Certain producers in Albania, like Kantina Ilir, located in Elbasan, focus on international varieties such as Merlot, Chardonnay, and Gewurztraminer. However, many believe that the native grapes of Albania hold the most significant potential for the wine industry in the country. “The second-worst thing we did after communism was bringing in a lot of grape varieties from Italy and from France,” Tukuli says. Tukuli. “The most important and most exciting thing that pretty much all winemakers are agreeing on is the fact that they need to focus on native grape varieties.” There are currently more than 107 Vitis vinifera cultivars in the country. However, certain varieties are prevalent within Albanian vineyards.
Albania produces white and red Shesh, among the most extensively cultivated grapes. Red Shesh, or Shesh i Zi, is famous for its dark, ruby-colored wine with many tannins, which can be an excellent choice for aging. They typically have a fuller body with dark fruit notes like black and blueberry. White Shesh al, so-referred to as Shesh is Bardhe, generally has gold-colored hues and produces wines with citrus notes and white flowers in the aroma. Both white and red varieties are primarily grown in central and northern Albania. “When taking small yields, it can [produce] extremely good products,” says Irdi Lushi, who was awarded the distinction of being the best Albanian Sommelier of the year from the Association de la Sommellerie Internationale as well as The Albanian Sommelier Association.

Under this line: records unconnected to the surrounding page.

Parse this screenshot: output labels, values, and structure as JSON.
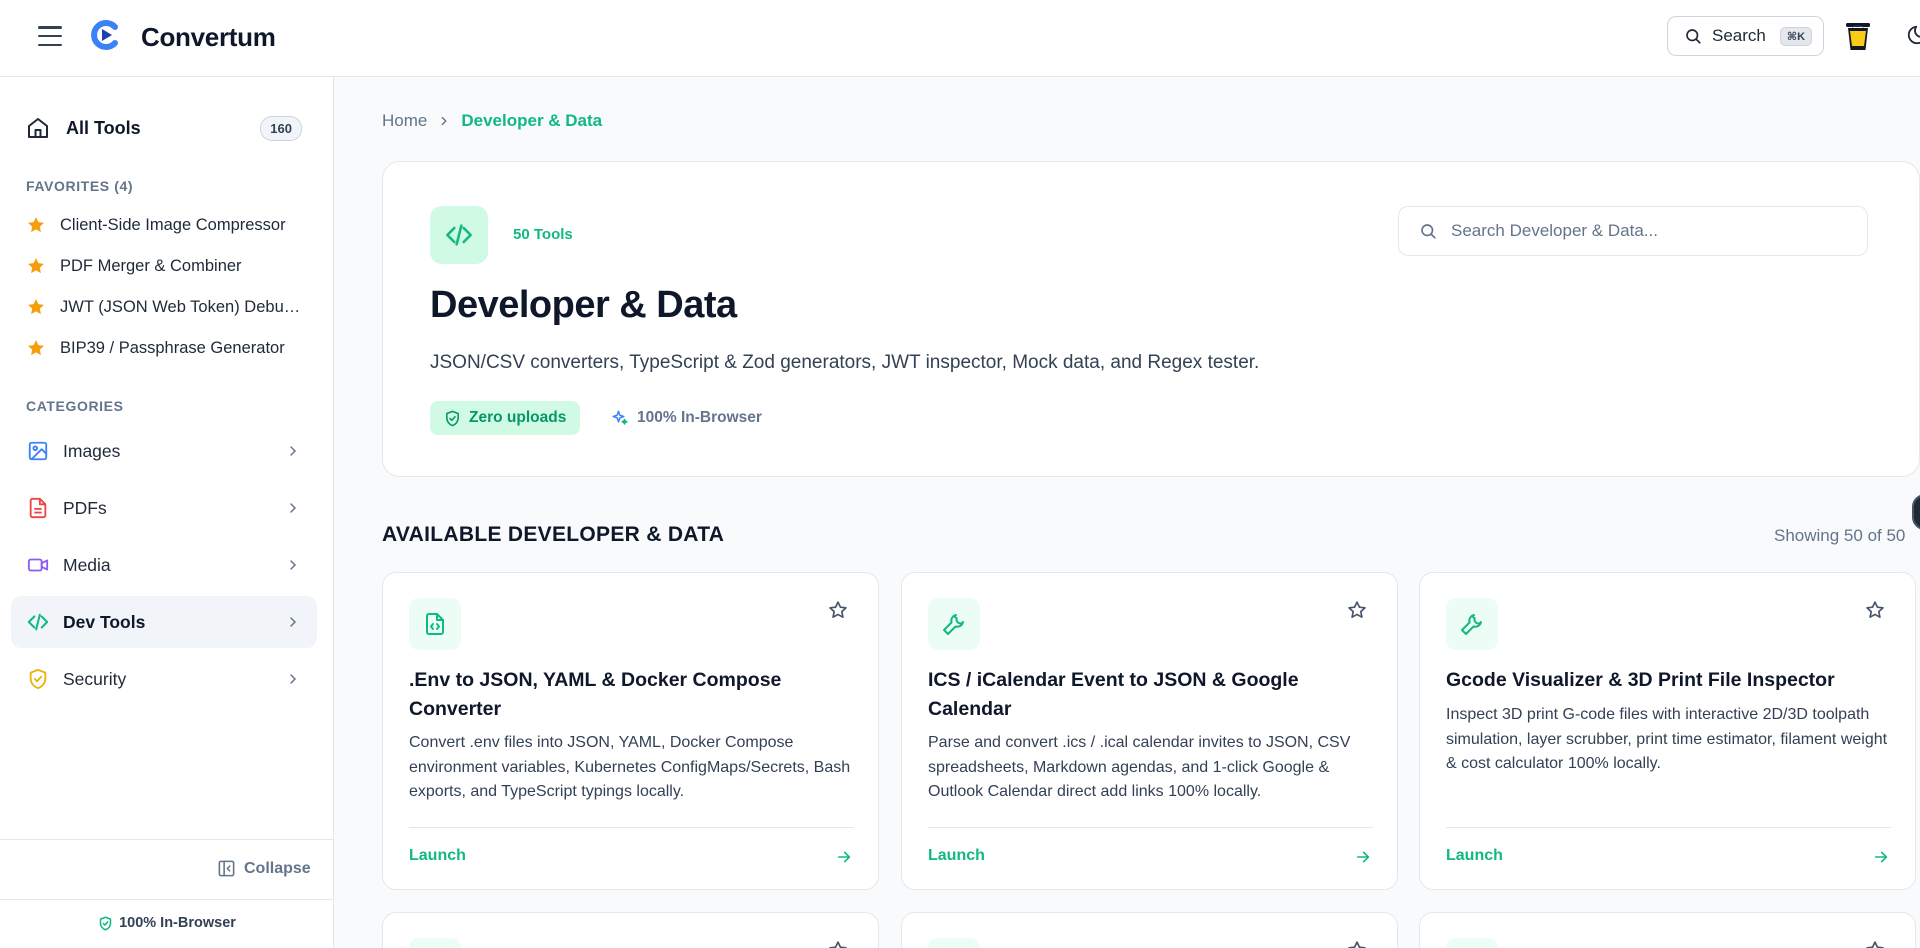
{
  "header": {
    "app_name": "Convertum",
    "search_label": "Search",
    "search_shortcut": "⌘K"
  },
  "sidebar": {
    "all_tools_label": "All Tools",
    "all_tools_count": "160",
    "favorites_heading": "FAVORITES (4)",
    "favorites": [
      {
        "label": "Client-Side Image Compressor"
      },
      {
        "label": "PDF Merger & Combiner"
      },
      {
        "label": "JWT (JSON Web Token) Debugger"
      },
      {
        "label": "BIP39 / Passphrase Generator"
      }
    ],
    "categories_heading": "CATEGORIES",
    "categories": [
      {
        "label": "Images",
        "icon": "image-icon",
        "color": "#3b82f6"
      },
      {
        "label": "PDFs",
        "icon": "file-text-icon",
        "color": "#ef4444"
      },
      {
        "label": "Media",
        "icon": "video-icon",
        "color": "#8b5cf6"
      },
      {
        "label": "Dev Tools",
        "icon": "code-icon",
        "color": "#10b981",
        "active": true
      },
      {
        "label": "Security",
        "icon": "shield-icon",
        "color": "#eab308"
      }
    ],
    "collapse_label": "Collapse",
    "footer_label": "100% In-Browser"
  },
  "breadcrumb": {
    "home": "Home",
    "current": "Developer & Data"
  },
  "hero": {
    "tool_count": "50 Tools",
    "title": "Developer & Data",
    "description": "JSON/CSV converters, TypeScript & Zod generators, JWT inspector, Mock data, and Regex tester.",
    "badge_zero": "Zero uploads",
    "badge_browser": "100% In-Browser",
    "search_placeholder": "Search Developer & Data..."
  },
  "listing": {
    "section_title": "AVAILABLE DEVELOPER & DATA",
    "showing": "Showing 50 of 50"
  },
  "cards": [
    {
      "icon": "file-code-icon",
      "title": ".Env to JSON, YAML & Docker Compose Converter",
      "description": "Convert .env files into JSON, YAML, Docker Compose environment variables, Kubernetes ConfigMaps/Secrets, Bash exports, and TypeScript typings locally.",
      "launch": "Launch"
    },
    {
      "icon": "wrench-icon",
      "title": "ICS / iCalendar Event to JSON & Google Calendar",
      "description": "Parse and convert .ics / .ical calendar invites to JSON, CSV spreadsheets, Markdown agendas, and 1-click Google & Outlook Calendar direct add links 100% locally.",
      "launch": "Launch"
    },
    {
      "icon": "wrench-icon",
      "title": "Gcode Visualizer & 3D Print File Inspector",
      "description": "Inspect 3D print G-code files with interactive 2D/3D toolpath simulation, layer scrubber, print time estimator, filament weight & cost calculator 100% locally.",
      "launch": "Launch"
    }
  ],
  "colors": {
    "accent": "#10b981",
    "accent_bg": "#d1fae5",
    "star": "#f59e0b"
  }
}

Kallmet can be found in white and red varieties. However, the red type is more widespread. It is primarily found in the northwest part of America, where powerful winds can reduce the necessity for pesticides. The red variety is characterized by its acidity and smooth tannins, making these wines great options for aging in oak. Kallmet is also found within Hungary in Hungary, in Hungary, where it’s known as Kadarka, in addition to Bulgaria and Bulgaria, where it’s known as Gamza.
In the southwest region of Albania in Albania, the wine grape Vlosh is an especially significant variety. Tukuli likes to compare Vlosh with Italian Rossese (referred to as Tibouren within France) or Trepat of Catalunya. “The wines will not have a lot of color, but nonetheless, you’ll have this light ruby, garnet [color],” Tukuli explains. Tukuli. “The wines will be one of the lightest of Albania however they offer a great amount of intensity particularly due to the soils. It is the oldest region of Albania in which the soils are metamorphic oceanic rocks that date back up to Middle Jurassic.” Vlosh produces a tasty wine with notes of just-ripe wild Mediterranean red berries, black olives, and dried herbs. They are typically fresh and drinkable. “[These wines] are quite outstanding,” Tukuli adds.
Berat, one of the UNESCO World Heritage Sites in central-southern Albania, is also the home of Pules or Puls, a white wine. The white wine is appreciated for its scents reminiscent of white flowers, a lengthy final, and intense acidity. “The acidity can be a little overwhelming in the first year … but after one to two years, [Puls becomes] a very nice, balanced wine,” Lushi says. Lushi.